War Measures Raise Ire of Civil Rights Activists
The federal response to the kidnapping was intensely controversial. According to opinion polls, an overwhelming majority of Canadians supported the Cabinet's action, but it was criticized as excessive by Québec nationalists and by civil libertarians throughout the country. Supporters of the response claim that the disappearance of terrorism in Québec is evidence of its success, but this disappearance might equally be attributed to public distaste for political terror and to the steady growth of the democratic separatist movement in the 1970s, which led to the election of a Parti Québécois government (1976).
After the crisis, the federal Cabinet gave ambiguous instructions to the RCMP Security Service permitting dubious acts such as break-ins, thefts and electronic surveillance, all without warrants. All were later condemned as illegal by the federal Inquiry Into Certain Activities of the RCMP and the Keable Commission in Québec (Enquête sur des opérations policières en territoire Québécois). The federal minister of justice in 1970, John Turner, justified the use of War Measures as a means of reversing an "erosion of the public will" in Québec. According to some, Premier Robert Bourassa similarly conceded that the use of the War Measures Act was intended to rally popular support to the authorities rather than to confront an "apprehended insurrection."

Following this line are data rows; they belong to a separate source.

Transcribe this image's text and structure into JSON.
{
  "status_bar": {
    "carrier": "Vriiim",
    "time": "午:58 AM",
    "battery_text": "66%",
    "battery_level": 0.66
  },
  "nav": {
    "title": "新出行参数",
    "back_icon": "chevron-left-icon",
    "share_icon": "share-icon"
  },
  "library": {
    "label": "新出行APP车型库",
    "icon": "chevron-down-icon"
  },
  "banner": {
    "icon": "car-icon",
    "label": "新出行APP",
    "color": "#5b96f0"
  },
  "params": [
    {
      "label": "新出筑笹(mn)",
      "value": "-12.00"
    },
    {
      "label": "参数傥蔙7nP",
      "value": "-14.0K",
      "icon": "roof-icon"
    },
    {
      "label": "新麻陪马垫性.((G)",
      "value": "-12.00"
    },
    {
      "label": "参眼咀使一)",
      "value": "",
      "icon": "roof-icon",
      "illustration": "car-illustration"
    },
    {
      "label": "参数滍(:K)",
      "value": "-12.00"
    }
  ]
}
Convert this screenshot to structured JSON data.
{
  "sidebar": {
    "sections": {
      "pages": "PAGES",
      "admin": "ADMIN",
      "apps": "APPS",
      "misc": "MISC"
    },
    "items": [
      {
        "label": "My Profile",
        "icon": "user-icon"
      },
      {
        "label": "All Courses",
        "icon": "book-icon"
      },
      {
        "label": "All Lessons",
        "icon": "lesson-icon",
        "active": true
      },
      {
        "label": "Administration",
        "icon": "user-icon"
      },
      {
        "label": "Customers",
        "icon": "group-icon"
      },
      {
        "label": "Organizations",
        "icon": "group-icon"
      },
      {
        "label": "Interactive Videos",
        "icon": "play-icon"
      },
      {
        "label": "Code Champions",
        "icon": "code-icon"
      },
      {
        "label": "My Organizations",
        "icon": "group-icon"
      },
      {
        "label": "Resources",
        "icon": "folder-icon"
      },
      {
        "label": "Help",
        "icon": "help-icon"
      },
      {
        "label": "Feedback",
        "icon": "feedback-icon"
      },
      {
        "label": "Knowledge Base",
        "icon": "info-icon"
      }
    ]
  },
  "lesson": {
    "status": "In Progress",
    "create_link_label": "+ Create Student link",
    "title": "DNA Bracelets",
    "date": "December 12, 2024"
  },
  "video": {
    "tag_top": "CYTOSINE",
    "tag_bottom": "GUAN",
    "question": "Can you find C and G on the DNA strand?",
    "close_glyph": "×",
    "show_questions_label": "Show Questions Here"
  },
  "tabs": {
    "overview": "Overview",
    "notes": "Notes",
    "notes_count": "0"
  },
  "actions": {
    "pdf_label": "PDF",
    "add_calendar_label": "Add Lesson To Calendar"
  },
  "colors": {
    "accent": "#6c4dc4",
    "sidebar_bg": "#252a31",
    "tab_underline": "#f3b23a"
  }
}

In an attempt to revisit and stimulate debate on the long-term ramifications of the October Crisis, the following essay examines the crisis from a unique perspective: human rights. The literature on the crisis, particularly in English, is dominated by political histories and testimonials, as well as assumptions surrounding the public’s response to the use of emergency powers. Such accounts fail to convey the complex reaction to the use of the War Measures Act in peacetime. The author argues that the crisis was not limited to Quebec and Ottawa, and that the War Measures Act was responsible for extensive human rights abuses across the country. Moreover, the abuses committed under the act engendered a small but vocal opposition across the country. The essay begins by placing the crisis in the context of radical social protest movements and police abuses of individual rights in the 1960s, followed by a detailed account of the crisis and human rights abuses. The final section explores the long-term implications of the crisis.